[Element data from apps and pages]
____________________

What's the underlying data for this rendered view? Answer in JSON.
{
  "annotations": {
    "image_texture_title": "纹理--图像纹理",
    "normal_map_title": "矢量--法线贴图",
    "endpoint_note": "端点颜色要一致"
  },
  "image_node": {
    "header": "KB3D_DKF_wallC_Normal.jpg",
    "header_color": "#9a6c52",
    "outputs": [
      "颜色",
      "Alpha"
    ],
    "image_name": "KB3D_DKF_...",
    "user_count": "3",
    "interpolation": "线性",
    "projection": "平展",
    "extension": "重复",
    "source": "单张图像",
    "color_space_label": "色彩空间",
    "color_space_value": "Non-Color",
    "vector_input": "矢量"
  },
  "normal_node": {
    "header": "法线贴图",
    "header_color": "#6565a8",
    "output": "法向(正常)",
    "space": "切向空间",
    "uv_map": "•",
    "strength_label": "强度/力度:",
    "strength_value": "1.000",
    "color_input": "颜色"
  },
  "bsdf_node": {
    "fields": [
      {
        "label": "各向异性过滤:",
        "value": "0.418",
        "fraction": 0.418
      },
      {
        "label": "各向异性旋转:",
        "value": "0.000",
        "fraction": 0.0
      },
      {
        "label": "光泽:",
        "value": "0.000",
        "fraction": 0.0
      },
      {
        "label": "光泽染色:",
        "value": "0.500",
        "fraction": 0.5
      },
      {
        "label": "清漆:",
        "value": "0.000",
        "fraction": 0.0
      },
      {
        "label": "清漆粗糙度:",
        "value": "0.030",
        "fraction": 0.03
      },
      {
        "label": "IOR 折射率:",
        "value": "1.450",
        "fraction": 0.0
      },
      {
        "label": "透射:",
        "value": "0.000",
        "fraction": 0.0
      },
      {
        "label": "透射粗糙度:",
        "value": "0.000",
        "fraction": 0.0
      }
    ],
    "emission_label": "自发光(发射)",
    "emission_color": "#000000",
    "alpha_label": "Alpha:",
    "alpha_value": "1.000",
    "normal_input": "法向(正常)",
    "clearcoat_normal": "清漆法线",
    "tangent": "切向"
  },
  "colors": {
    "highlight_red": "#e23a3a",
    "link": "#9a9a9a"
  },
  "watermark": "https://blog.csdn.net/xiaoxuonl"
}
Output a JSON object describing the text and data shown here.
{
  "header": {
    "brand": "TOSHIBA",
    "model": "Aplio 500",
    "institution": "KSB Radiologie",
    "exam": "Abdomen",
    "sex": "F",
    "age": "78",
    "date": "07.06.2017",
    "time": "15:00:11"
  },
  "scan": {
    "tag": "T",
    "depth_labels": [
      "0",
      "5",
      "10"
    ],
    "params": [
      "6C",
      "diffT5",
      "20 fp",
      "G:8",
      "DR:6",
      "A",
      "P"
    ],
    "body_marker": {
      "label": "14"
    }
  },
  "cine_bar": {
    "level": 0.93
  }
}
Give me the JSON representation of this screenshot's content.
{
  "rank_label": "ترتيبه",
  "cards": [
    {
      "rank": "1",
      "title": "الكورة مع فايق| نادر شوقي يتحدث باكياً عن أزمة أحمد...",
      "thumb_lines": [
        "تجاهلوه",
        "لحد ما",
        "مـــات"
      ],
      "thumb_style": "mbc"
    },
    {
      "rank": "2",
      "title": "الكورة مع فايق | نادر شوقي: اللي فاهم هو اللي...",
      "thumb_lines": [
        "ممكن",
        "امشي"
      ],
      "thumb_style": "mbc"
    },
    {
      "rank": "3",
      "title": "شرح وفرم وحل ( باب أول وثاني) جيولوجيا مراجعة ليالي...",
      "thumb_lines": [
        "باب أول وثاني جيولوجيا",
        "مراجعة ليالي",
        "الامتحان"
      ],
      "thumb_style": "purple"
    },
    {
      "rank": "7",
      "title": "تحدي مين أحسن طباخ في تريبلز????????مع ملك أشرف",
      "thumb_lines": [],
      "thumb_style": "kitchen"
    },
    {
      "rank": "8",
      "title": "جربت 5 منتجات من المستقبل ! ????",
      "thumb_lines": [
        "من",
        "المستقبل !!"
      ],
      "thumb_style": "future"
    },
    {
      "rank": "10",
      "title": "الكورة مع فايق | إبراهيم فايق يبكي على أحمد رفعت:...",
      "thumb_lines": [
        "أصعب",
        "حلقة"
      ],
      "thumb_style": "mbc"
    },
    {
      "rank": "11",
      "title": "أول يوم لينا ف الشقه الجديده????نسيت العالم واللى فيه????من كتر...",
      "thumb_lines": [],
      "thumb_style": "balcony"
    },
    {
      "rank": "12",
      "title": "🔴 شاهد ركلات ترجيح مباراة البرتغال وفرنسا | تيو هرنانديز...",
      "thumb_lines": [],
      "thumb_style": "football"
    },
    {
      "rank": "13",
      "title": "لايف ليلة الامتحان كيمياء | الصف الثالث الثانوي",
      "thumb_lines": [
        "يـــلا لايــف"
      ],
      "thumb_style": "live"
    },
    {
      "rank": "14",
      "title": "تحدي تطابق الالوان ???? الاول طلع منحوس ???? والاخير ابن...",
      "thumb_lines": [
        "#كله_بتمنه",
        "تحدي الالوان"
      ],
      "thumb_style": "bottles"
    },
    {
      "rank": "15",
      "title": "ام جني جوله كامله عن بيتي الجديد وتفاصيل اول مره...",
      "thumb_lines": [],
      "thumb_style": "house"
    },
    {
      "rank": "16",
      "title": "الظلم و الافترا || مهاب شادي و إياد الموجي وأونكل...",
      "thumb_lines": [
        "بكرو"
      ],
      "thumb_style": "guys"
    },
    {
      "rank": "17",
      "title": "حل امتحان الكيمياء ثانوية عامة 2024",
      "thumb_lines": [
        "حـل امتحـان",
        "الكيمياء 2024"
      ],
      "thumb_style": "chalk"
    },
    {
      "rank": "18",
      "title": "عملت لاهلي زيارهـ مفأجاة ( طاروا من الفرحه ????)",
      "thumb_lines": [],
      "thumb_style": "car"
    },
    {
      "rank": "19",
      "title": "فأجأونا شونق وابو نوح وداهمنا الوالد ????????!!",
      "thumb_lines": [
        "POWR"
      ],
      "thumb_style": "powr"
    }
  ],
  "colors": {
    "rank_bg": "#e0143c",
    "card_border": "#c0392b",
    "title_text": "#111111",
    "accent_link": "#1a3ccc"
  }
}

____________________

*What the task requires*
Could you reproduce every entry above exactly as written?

*Written response*
What's the underlying data for this rendered view? Answer in JSON.
{
  "annotations": {
    "image_texture_title": "纹理--图像纹理",
    "normal_map_title": "矢量--法线贴图",
    "endpoint_note": "端点颜色要一致"
  },
  "image_node": {
    "header": "KB3D_DKF_wallC_Normal.jpg",
    "header_color": "#9a6c52",
    "outputs": [
      "颜色",
      "Alpha"
    ],
    "image_name": "KB3D_DKF_...",
    "user_count": "3",
    "interpolation": "线性",
    "projection": "平展",
    "extension": "重复",
    "source": "单张图像",
    "color_space_label": "色彩空间",
    "color_space_value": "Non-Color",
    "vector_input": "矢量"
  },
  "normal_node": {
    "header": "法线贴图",
    "header_color": "#6565a8",
    "output": "法向(正常)",
    "space": "切向空间",
    "uv_map": "•",
    "strength_label": "强度/力度:",
    "strength_value": "1.000",
    "color_input": "颜色"
  },
  "bsdf_node": {
    "fields": [
      {
        "label": "各向异性过滤:",
        "value": "0.418",
        "fraction": 0.418
      },
      {
        "label": "各向异性旋转:",
        "value": "0.000",
        "fraction": 0.0
      },
      {
        "label": "光泽:",
        "value": "0.000",
        "fraction": 0.0
      },
      {
        "label": "光泽染色:",
        "value": "0.500",
        "fraction": 0.5
      },
      {
        "label": "清漆:",
        "value": "0.000",
        "fraction": 0.0
      },
      {
        "label": "清漆粗糙度:",
        "value": "0.030",
        "fraction": 0.03
      },
      {
        "label": "IOR 折射率:",
        "value": "1.450",
        "fraction": 0.0
      },
      {
        "label": "透射:",
        "value": "0.000",
        "fraction": 0.0
      },
      {
        "label": "透射粗糙度:",
        "value": "0.000",
        "fraction": 0.0
      }
    ],
    "emission_label": "自发光(发射)",
    "emission_color": "#000000",
    "alpha_label": "Alpha:",
    "alpha_value": "1.000",
    "normal_input": "法向(正常)",
    "clearcoat_normal": "清漆法线",
    "tangent": "切向"
  },
  "colors": {
    "highlight_red": "#e23a3a",
    "link": "#9a9a9a"
  },
  "watermark": "https://blog.csdn.net/xiaoxuonl"
}
Output a JSON object describing the text and data shown here.
{
  "header": {
    "brand": "TOSHIBA",
    "model": "Aplio 500",
    "institution": "KSB Radiologie",
    "exam": "Abdomen",
    "sex": "F",
    "age": "78",
    "date": "07.06.2017",
    "time": "15:00:11"
  },
  "scan": {
    "tag": "T",
    "depth_labels": [
      "0",
      "5",
      "10"
    ],
    "params": [
      "6C",
      "diffT5",
      "20 fp",
      "G:8",
      "DR:6",
      "A",
      "P"
    ],
    "body_marker": {
      "label": "14"
    }
  },
  "cine_bar": {
    "level": 0.93
  }
}
Give me the JSON representation of this screenshot's content.
{
  "rank_label": "ترتيبه",
  "cards": [
    {
      "rank": "1",
      "title": "الكورة مع فايق| نادر شوقي يتحدث باكياً عن أزمة أحمد...",
      "thumb_lines": [
        "تجاهلوه",
        "لحد ما",
        "مـــات"
      ],
      "thumb_style": "mbc"
    },
    {
      "rank": "2",
      "title": "الكورة مع فايق | نادر شوقي: اللي فاهم هو اللي...",
      "thumb_lines": [
        "ممكن",
        "امشي"
      ],
      "thumb_style": "mbc"
    },
    {
      "rank": "3",
      "title": "شرح وفرم وحل ( باب أول وثاني) جيولوجيا مراجعة ليالي...",
      "thumb_lines": [
        "باب أول وثاني جيولوجيا",
        "مراجعة ليالي",
        "الامتحان"
      ],
      "thumb_style": "purple"
    },
    {
      "rank": "7",
      "title": "تحدي مين أحسن طباخ في تريبلز????????مع ملك أشرف",
      "thumb_lines": [],
      "thumb_style": "kitchen"
    },
    {
      "rank": "8",
      "title": "جربت 5 منتجات من المستقبل ! ????",
      "thumb_lines": [
        "من",
        "المستقبل !!"
      ],
      "thumb_style": "future"
    },
    {
      "rank": "10",
      "title": "الكورة مع فايق | إبراهيم فايق يبكي على أحمد رفعت:...",
      "thumb_lines": [
        "أصعب",
        "حلقة"
      ],
      "thumb_style": "mbc"
    },
    {
      "rank": "11",
      "title": "أول يوم لينا ف الشقه الجديده????نسيت العالم واللى فيه????من كتر...",
      "thumb_lines": [],
      "thumb_style": "balcony"
    },
    {
      "rank": "12",
      "title": "🔴 شاهد ركلات ترجيح مباراة البرتغال وفرنسا | تيو هرنانديز...",
      "thumb_lines": [],
      "thumb_style": "football"
    },
    {
      "rank": "13",
      "title": "لايف ليلة الامتحان كيمياء | الصف الثالث الثانوي",
      "thumb_lines": [
        "يـــلا لايــف"
      ],
      "thumb_style": "live"
    },
    {
      "rank": "14",
      "title": "تحدي تطابق الالوان ???? الاول طلع منحوس ???? والاخير ابن...",
      "thumb_lines": [
        "#كله_بتمنه",
        "تحدي الالوان"
      ],
      "thumb_style": "bottles"
    },
    {
      "rank": "15",
      "title": "ام جني جوله كامله عن بيتي الجديد وتفاصيل اول مره...",
      "thumb_lines": [],
      "thumb_style": "house"
    },
    {
      "rank": "16",
      "title": "الظلم و الافترا || مهاب شادي و إياد الموجي وأونكل...",
      "thumb_lines": [
        "بكرو"
      ],
      "thumb_style": "guys"
    },
    {
      "rank": "17",
      "title": "حل امتحان الكيمياء ثانوية عامة 2024",
      "thumb_lines": [
        "حـل امتحـان",
        "الكيمياء 2024"
      ],
      "thumb_style": "chalk"
    },
    {
      "rank": "18",
      "title": "عملت لاهلي زيارهـ مفأجاة ( طاروا من الفرحه ????)",
      "thumb_lines": [],
      "thumb_style": "car"
    },
    {
      "rank": "19",
      "title": "فأجأونا شونق وابو نوح وداهمنا الوالد ????????!!",
      "thumb_lines": [
        "POWR"
      ],
      "thumb_style": "powr"
    }
  ],
  "colors": {
    "rank_bg": "#e0143c",
    "card_border": "#c0392b",
    "title_text": "#111111",
    "accent_link": "#1a3ccc"
  }
}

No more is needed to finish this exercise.